» **The problem**
Without changing a character, return the entries, but not the images they hold.

» **Website and app data records**
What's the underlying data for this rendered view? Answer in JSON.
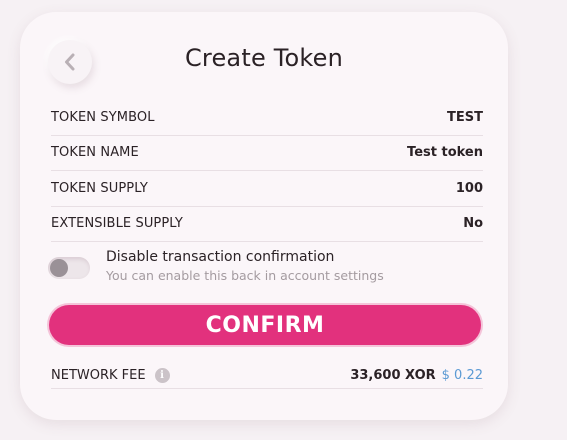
{
  "header": {
    "title": "Create Token"
  },
  "details": [
    {
      "label": "TOKEN SYMBOL",
      "value": "TEST"
    },
    {
      "label": "TOKEN NAME",
      "value": "Test token"
    },
    {
      "label": "TOKEN SUPPLY",
      "value": "100"
    },
    {
      "label": "EXTENSIBLE SUPPLY",
      "value": "No"
    }
  ],
  "confirmation_toggle": {
    "title": "Disable transaction confirmation",
    "subtitle": "You can enable this back in account settings",
    "enabled": false
  },
  "confirm_button": {
    "label": "CONFIRM"
  },
  "network_fee": {
    "label": "NETWORK FEE",
    "info_icon": "i",
    "amount": "33,600 XOR",
    "usd": "$ 0.22"
  },
  "colors": {
    "accent": "#e2317d",
    "usd_text": "#5b9ad4"
  }
}
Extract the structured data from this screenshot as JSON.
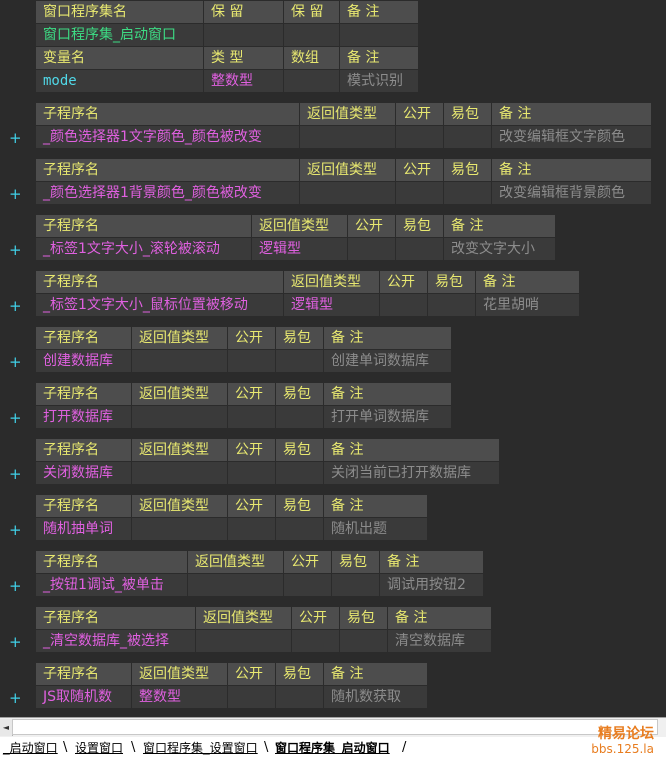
{
  "header": {
    "set_cols": [
      "窗口程序集名",
      "保 留",
      "保 留",
      "备 注"
    ],
    "set_row": [
      "窗口程序集_启动窗口",
      "",
      "",
      ""
    ],
    "var_cols": [
      "变量名",
      "类 型",
      "数组",
      "备 注"
    ],
    "var_row": [
      "mode",
      "整数型",
      "",
      "模式识别"
    ]
  },
  "sub_cols": [
    "子程序名",
    "返回值类型",
    "公开",
    "易包",
    "备 注"
  ],
  "subs": [
    {
      "name": "_颜色选择器1文字颜色_颜色被改变",
      "ret": "",
      "pub": "",
      "pkg": "",
      "note": "改变编辑框文字颜色"
    },
    {
      "name": "_颜色选择器1背景颜色_颜色被改变",
      "ret": "",
      "pub": "",
      "pkg": "",
      "note": "改变编辑框背景颜色"
    },
    {
      "name": "_标签1文字大小_滚轮被滚动",
      "ret": "逻辑型",
      "pub": "",
      "pkg": "",
      "note": "改变文字大小"
    },
    {
      "name": "_标签1文字大小_鼠标位置被移动",
      "ret": "逻辑型",
      "pub": "",
      "pkg": "",
      "note": "花里胡哨"
    },
    {
      "name": "创建数据库",
      "ret": "",
      "pub": "",
      "pkg": "",
      "note": "创建单词数据库"
    },
    {
      "name": "打开数据库",
      "ret": "",
      "pub": "",
      "pkg": "",
      "note": "打开单词数据库"
    },
    {
      "name": "关闭数据库",
      "ret": "",
      "pub": "",
      "pkg": "",
      "note": "关闭当前已打开数据库"
    },
    {
      "name": "随机抽单词",
      "ret": "",
      "pub": "",
      "pkg": "",
      "note": "随机出题"
    },
    {
      "name": "_按钮1调试_被单击",
      "ret": "",
      "pub": "",
      "pkg": "",
      "note": "调试用按钮2"
    },
    {
      "name": "_清空数据库_被选择",
      "ret": "",
      "pub": "",
      "pkg": "",
      "note": "清空数据库"
    },
    {
      "name": "JS取随机数",
      "ret": "整数型",
      "pub": "",
      "pkg": "",
      "note": "随机数获取"
    }
  ],
  "expand_glyph": "+",
  "tabs": [
    "_启动窗口",
    "设置窗口",
    "窗口程序集_设置窗口",
    "窗口程序集_启动窗口"
  ],
  "watermark": {
    "title": "精易论坛",
    "url": "bbs.125.la"
  },
  "scroll_left_glyph": "◄"
}
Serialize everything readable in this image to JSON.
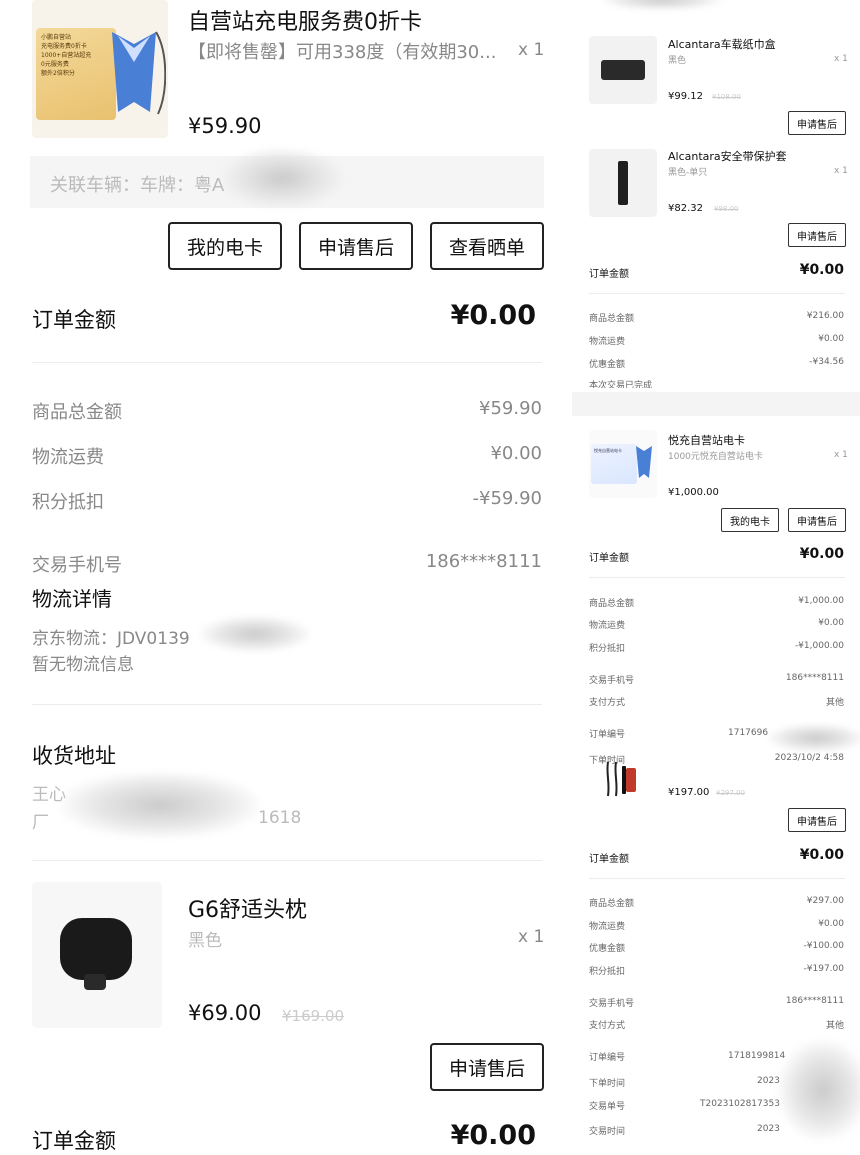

» **Result of this exercise**
What's the underlying data for this rendered view? Answer in JSON.
{
  "header": {
    "title": "Create Token"
  },
  "details": [
    {
      "label": "TOKEN SYMBOL",
      "value": "TEST"
    },
    {
      "label": "TOKEN NAME",
      "value": "Test token"
    },
    {
      "label": "TOKEN SUPPLY",
      "value": "100"
    },
    {
      "label": "EXTENSIBLE SUPPLY",
      "value": "No"
    }
  ],
  "confirmation_toggle": {
    "title": "Disable transaction confirmation",
    "subtitle": "You can enable this back in account settings",
    "enabled": false
  },
  "confirm_button": {
    "label": "CONFIRM"
  },
  "network_fee": {
    "label": "NETWORK FEE",
    "info_icon": "i",
    "amount": "33,600 XOR",
    "usd": "$ 0.22"
  },
  "colors": {
    "accent": "#e2317d",
    "usd_text": "#5b9ad4"
  }
}
Extract the structured data from this screenshot as JSON.
{
  "header": {
    "set_cols": [
      "窗口程序集名",
      "保 留",
      "保 留",
      "备 注"
    ],
    "set_row": [
      "窗口程序集_启动窗口",
      "",
      "",
      ""
    ],
    "var_cols": [
      "变量名",
      "类 型",
      "数组",
      "备 注"
    ],
    "var_row": [
      "mode",
      "整数型",
      "",
      "模式识别"
    ]
  },
  "sub_cols": [
    "子程序名",
    "返回值类型",
    "公开",
    "易包",
    "备 注"
  ],
  "subs": [
    {
      "name": "_颜色选择器1文字颜色_颜色被改变",
      "ret": "",
      "pub": "",
      "pkg": "",
      "note": "改变编辑框文字颜色"
    },
    {
      "name": "_颜色选择器1背景颜色_颜色被改变",
      "ret": "",
      "pub": "",
      "pkg": "",
      "note": "改变编辑框背景颜色"
    },
    {
      "name": "_标签1文字大小_滚轮被滚动",
      "ret": "逻辑型",
      "pub": "",
      "pkg": "",
      "note": "改变文字大小"
    },
    {
      "name": "_标签1文字大小_鼠标位置被移动",
      "ret": "逻辑型",
      "pub": "",
      "pkg": "",
      "note": "花里胡哨"
    },
    {
      "name": "创建数据库",
      "ret": "",
      "pub": "",
      "pkg": "",
      "note": "创建单词数据库"
    },
    {
      "name": "打开数据库",
      "ret": "",
      "pub": "",
      "pkg": "",
      "note": "打开单词数据库"
    },
    {
      "name": "关闭数据库",
      "ret": "",
      "pub": "",
      "pkg": "",
      "note": "关闭当前已打开数据库"
    },
    {
      "name": "随机抽单词",
      "ret": "",
      "pub": "",
      "pkg": "",
      "note": "随机出题"
    },
    {
      "name": "_按钮1调试_被单击",
      "ret": "",
      "pub": "",
      "pkg": "",
      "note": "调试用按钮2"
    },
    {
      "name": "_清空数据库_被选择",
      "ret": "",
      "pub": "",
      "pkg": "",
      "note": "清空数据库"
    },
    {
      "name": "JS取随机数",
      "ret": "整数型",
      "pub": "",
      "pkg": "",
      "note": "随机数获取"
    }
  ],
  "expand_glyph": "+",
  "tabs": [
    "_启动窗口",
    "设置窗口",
    "窗口程序集_设置窗口",
    "窗口程序集_启动窗口"
  ],
  "watermark": {
    "title": "精易论坛",
    "url": "bbs.125.la"
  },
  "scroll_left_glyph": "◄"
}
Serialize everything readable in this image to JSON.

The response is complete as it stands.